*** Block opens ***

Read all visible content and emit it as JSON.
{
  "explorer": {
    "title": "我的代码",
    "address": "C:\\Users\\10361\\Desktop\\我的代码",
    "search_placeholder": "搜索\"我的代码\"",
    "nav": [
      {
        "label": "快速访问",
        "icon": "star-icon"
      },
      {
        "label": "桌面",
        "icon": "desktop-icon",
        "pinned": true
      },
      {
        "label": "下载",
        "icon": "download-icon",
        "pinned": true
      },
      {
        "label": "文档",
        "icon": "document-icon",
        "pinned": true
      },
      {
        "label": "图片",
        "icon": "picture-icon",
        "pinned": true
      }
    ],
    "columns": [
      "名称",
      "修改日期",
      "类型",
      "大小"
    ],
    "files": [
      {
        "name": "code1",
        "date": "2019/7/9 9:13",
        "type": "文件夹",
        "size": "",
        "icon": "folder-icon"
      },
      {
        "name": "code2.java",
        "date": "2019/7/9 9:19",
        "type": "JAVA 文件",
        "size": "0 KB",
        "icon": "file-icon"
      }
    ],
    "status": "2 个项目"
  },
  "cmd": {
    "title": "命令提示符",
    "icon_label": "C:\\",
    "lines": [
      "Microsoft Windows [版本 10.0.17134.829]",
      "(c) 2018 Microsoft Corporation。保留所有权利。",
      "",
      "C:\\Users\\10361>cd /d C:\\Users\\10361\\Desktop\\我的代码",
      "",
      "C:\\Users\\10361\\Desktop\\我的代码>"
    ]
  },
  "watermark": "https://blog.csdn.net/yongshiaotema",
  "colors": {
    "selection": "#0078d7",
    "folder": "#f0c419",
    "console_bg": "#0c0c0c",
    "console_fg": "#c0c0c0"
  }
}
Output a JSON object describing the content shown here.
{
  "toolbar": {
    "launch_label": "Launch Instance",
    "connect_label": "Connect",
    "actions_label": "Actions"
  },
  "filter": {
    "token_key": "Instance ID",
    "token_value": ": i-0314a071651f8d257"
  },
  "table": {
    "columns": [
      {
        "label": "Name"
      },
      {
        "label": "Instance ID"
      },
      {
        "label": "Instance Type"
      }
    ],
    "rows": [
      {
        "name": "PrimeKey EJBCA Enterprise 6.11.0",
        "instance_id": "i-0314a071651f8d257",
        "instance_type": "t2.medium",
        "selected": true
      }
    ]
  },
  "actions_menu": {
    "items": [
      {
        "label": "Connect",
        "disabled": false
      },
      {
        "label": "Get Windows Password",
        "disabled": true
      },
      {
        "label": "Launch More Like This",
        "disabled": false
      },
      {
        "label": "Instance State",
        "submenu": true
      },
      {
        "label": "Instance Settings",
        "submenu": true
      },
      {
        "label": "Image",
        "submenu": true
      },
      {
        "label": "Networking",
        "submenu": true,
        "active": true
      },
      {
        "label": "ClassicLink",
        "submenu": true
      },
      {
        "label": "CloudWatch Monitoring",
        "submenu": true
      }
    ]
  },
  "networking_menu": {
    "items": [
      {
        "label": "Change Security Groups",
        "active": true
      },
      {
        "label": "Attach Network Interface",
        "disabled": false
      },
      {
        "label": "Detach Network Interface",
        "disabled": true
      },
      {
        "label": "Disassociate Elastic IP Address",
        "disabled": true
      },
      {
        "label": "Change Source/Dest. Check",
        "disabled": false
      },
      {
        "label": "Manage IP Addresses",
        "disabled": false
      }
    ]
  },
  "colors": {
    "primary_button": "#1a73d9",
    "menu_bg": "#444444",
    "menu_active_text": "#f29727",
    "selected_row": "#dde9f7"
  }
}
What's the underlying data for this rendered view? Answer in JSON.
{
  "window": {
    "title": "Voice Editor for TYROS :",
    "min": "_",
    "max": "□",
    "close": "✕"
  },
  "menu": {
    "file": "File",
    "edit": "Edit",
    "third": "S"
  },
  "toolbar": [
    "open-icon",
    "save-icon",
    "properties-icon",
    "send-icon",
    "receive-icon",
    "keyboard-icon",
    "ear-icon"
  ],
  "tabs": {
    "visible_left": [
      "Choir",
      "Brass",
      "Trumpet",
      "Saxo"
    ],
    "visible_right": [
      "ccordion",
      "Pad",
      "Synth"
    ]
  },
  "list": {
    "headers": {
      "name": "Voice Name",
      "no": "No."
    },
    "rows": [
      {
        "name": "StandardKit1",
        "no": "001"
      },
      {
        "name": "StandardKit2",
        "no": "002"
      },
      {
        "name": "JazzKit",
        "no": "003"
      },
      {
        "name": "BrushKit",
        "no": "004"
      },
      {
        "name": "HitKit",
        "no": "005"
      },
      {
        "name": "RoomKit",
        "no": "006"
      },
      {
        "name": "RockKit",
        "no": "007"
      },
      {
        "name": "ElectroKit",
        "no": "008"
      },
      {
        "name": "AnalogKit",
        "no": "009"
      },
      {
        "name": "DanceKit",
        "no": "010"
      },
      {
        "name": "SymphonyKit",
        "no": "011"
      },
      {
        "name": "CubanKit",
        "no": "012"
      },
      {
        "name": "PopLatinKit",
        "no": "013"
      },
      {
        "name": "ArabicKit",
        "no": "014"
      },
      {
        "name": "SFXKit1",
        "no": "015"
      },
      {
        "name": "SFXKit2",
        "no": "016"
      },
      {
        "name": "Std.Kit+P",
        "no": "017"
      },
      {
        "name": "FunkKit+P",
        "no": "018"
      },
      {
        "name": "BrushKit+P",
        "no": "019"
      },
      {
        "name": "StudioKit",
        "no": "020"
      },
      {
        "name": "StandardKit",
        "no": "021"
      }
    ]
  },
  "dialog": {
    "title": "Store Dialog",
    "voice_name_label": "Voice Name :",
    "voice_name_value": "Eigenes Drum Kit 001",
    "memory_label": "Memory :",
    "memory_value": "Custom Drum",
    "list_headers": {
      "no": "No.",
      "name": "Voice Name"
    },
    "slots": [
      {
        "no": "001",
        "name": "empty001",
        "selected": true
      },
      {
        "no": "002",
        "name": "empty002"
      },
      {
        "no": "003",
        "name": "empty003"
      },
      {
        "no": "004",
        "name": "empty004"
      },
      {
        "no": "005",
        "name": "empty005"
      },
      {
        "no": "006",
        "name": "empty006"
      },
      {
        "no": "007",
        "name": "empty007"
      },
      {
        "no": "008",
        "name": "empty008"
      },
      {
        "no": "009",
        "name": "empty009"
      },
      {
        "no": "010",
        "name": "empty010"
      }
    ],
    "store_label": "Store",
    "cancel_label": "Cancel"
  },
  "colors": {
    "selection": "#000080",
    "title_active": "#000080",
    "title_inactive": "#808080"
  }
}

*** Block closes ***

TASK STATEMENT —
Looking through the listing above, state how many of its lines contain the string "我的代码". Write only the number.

RESULT OF THE TASK —
5